Segment Start: Provided entries
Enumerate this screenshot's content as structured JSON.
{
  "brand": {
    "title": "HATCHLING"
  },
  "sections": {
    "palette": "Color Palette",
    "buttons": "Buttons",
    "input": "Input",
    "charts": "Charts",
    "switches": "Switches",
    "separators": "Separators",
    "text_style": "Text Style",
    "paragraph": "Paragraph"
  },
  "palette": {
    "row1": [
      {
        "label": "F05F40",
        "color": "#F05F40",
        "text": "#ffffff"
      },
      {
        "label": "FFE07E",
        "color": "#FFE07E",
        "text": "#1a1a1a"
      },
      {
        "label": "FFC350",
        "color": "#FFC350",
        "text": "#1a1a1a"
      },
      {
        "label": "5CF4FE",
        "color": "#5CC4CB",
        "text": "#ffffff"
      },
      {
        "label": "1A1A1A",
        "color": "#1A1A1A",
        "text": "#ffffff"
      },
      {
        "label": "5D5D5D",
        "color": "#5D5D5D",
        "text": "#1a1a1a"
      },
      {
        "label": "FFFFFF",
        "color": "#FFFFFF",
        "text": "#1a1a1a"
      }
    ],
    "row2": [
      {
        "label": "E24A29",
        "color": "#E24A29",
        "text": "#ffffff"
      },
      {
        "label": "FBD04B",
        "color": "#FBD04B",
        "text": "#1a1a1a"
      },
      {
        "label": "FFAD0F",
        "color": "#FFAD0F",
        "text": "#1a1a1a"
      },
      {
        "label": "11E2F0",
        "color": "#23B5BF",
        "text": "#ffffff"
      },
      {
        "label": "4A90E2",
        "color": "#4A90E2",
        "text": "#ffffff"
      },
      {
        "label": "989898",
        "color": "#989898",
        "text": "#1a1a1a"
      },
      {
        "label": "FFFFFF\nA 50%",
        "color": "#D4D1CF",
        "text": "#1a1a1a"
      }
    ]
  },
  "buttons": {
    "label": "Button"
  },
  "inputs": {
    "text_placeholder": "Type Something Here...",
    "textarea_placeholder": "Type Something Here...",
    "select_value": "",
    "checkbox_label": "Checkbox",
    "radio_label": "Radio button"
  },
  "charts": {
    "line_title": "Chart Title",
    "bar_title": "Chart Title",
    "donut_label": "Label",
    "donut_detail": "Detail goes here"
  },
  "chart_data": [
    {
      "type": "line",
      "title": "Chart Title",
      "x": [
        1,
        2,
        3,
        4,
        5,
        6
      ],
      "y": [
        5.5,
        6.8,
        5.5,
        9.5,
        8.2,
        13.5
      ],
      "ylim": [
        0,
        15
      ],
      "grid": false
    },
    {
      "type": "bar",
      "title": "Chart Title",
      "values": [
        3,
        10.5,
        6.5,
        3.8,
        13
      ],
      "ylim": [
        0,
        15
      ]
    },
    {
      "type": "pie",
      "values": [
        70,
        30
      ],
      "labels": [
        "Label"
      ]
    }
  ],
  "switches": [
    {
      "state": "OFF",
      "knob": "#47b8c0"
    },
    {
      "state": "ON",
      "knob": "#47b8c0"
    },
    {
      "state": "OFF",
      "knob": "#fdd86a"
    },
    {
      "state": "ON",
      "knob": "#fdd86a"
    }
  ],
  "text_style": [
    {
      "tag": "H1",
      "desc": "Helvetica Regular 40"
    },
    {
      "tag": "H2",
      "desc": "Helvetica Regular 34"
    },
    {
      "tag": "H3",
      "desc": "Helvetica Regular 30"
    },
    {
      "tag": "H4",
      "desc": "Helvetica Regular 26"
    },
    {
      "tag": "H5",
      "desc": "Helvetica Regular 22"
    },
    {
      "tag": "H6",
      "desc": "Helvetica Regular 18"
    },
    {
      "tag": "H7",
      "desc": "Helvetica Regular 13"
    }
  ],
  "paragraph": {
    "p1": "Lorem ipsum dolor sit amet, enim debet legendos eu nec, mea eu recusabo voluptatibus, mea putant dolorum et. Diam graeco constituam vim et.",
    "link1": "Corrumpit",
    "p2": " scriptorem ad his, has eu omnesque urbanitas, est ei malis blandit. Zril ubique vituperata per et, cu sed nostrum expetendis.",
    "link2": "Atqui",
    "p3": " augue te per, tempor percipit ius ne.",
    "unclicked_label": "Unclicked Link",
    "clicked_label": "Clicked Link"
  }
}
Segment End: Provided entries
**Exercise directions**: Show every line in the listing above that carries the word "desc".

**Result of the task**:
      "desc": "Helvetica Regular 40"
      "desc": "Helvetica Regular 34"
      "desc": "Helvetica Regular 30"
      "desc": "Helvetica Regular 26"
      "desc": "Helvetica Regular 22"
      "desc": "Helvetica Regular 18"
      "desc": "Helvetica Regular 13"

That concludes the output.